MATERIAL PROVIDED >>
"""

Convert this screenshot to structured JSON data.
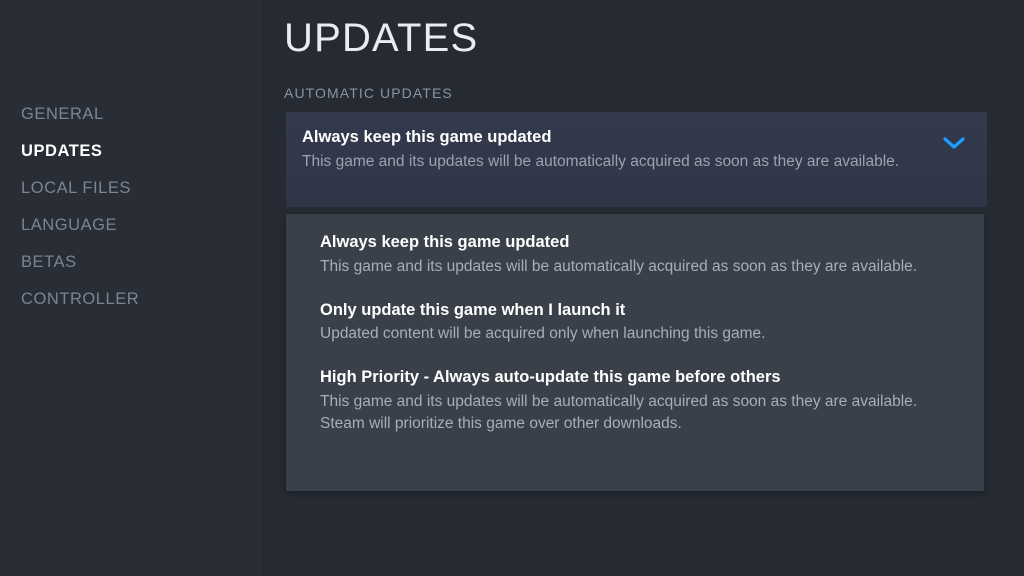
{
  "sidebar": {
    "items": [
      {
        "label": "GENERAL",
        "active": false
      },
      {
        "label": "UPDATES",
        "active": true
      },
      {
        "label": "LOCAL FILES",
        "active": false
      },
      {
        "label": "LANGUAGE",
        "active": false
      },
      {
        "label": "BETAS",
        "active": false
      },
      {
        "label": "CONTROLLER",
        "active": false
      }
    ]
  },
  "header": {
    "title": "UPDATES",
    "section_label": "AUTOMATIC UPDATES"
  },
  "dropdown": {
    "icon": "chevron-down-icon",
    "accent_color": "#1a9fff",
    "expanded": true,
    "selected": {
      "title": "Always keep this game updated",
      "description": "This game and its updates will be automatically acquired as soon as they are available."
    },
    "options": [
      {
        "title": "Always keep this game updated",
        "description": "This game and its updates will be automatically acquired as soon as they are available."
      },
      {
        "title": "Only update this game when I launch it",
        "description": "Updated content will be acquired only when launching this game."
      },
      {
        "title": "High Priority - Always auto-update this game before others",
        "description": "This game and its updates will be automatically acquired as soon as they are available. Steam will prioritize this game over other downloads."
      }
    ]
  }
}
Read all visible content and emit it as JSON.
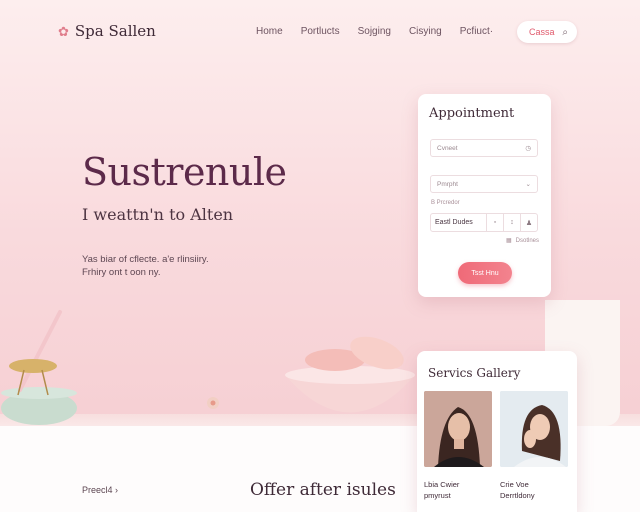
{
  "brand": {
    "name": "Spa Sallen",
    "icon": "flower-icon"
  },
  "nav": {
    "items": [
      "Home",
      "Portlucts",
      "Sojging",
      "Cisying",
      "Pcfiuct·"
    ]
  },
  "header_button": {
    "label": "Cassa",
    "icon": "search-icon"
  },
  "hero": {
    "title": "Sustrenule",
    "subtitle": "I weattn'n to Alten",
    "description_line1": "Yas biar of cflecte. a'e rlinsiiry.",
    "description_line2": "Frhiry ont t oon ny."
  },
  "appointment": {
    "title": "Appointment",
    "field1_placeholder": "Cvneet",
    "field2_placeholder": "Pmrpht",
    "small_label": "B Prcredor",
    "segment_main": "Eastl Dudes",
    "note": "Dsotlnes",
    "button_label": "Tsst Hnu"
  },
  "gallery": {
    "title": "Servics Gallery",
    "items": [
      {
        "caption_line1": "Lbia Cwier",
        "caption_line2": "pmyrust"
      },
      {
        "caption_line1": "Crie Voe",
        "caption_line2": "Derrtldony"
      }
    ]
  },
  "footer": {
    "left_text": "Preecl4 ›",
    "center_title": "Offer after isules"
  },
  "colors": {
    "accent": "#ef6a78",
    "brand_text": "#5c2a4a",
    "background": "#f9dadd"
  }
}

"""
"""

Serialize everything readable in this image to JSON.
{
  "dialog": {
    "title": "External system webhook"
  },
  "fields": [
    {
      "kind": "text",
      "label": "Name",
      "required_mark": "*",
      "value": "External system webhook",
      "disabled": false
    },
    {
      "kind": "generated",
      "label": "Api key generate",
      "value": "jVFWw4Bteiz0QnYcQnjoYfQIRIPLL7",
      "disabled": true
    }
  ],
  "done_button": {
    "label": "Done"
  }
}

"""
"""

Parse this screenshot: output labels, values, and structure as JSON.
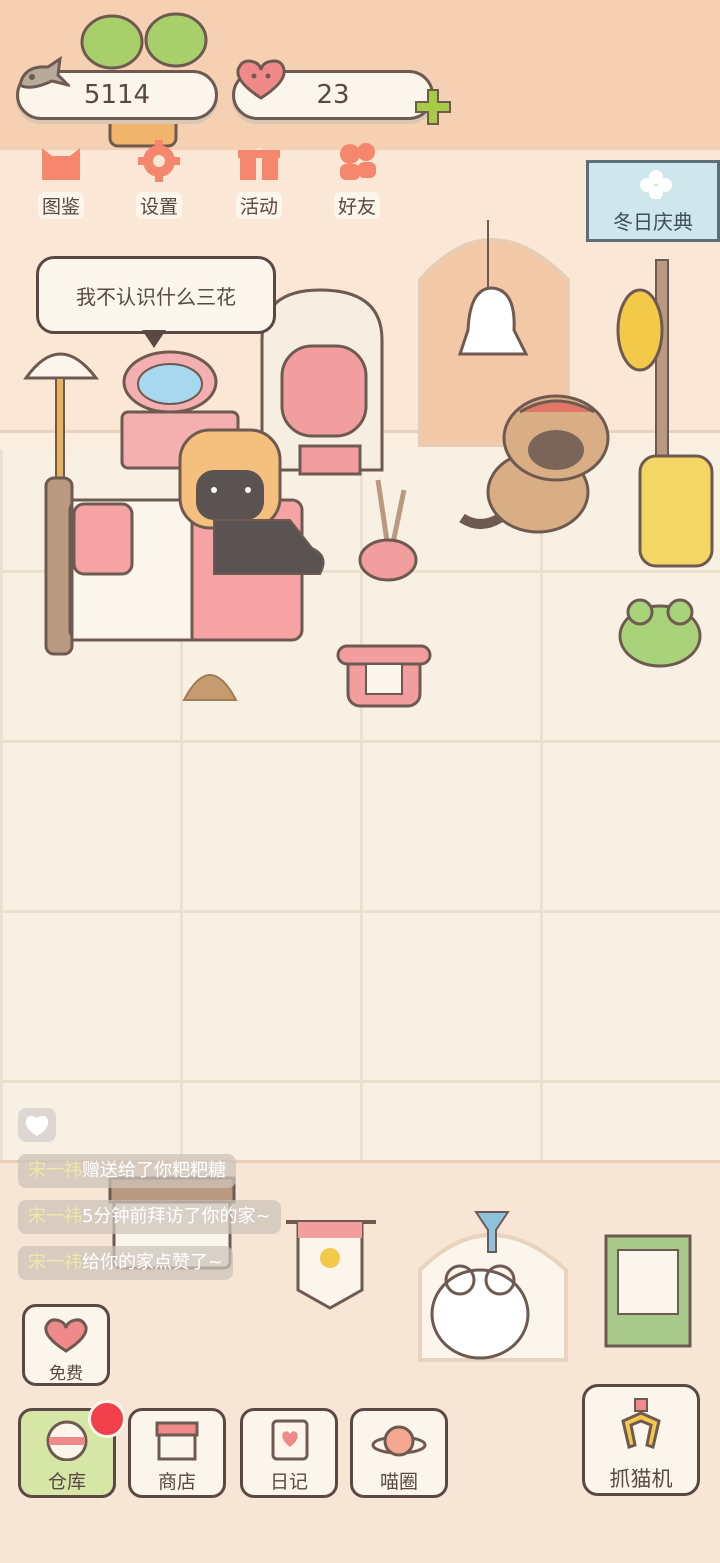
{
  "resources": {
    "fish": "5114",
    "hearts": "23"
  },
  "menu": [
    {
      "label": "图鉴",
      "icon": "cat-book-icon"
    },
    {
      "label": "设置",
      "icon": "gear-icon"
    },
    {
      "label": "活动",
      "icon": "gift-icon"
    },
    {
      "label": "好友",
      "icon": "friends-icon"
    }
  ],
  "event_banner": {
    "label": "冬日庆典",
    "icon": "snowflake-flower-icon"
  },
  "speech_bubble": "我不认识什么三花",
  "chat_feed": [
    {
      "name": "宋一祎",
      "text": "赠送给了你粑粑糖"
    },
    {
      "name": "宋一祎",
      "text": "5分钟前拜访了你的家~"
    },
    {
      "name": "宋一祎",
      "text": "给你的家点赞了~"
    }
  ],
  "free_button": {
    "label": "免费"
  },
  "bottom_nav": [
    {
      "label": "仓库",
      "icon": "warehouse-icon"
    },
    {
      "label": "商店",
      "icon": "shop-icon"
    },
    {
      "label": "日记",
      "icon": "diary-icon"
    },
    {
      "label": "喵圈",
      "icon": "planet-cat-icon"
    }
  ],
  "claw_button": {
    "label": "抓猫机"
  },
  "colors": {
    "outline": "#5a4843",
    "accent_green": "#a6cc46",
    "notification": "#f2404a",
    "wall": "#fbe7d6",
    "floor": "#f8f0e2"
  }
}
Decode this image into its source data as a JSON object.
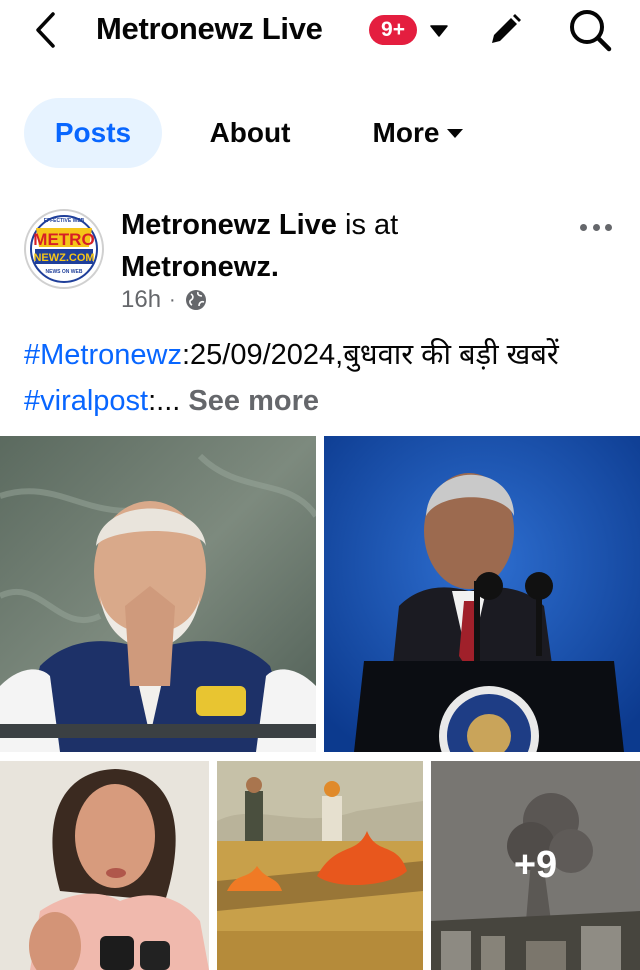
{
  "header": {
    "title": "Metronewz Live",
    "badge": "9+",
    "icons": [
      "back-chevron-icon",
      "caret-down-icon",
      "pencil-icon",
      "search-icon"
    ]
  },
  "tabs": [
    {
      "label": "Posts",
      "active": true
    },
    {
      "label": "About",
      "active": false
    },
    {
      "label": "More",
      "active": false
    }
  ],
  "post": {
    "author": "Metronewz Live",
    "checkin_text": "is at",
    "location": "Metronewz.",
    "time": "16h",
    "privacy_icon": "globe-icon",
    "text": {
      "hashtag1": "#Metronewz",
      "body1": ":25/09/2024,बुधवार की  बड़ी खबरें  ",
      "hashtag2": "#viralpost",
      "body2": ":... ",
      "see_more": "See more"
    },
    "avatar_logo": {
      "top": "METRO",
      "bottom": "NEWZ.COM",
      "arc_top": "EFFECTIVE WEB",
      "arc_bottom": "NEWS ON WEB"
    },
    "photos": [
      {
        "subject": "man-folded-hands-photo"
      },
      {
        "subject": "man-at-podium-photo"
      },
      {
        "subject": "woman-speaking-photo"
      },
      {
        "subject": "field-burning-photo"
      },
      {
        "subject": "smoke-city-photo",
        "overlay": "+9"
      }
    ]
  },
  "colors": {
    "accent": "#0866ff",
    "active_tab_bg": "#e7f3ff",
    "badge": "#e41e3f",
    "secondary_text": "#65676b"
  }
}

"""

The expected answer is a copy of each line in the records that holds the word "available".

RESPONSE BELOW >>
      "description": "This game and its updates will be automatically acquired as soon as they are available."
        "description": "This game and its updates will be automatically acquired as soon as they are available."
        "description": "This game and its updates will be automatically acquired as soon as they are available. Steam will prioritize this game over other downloads."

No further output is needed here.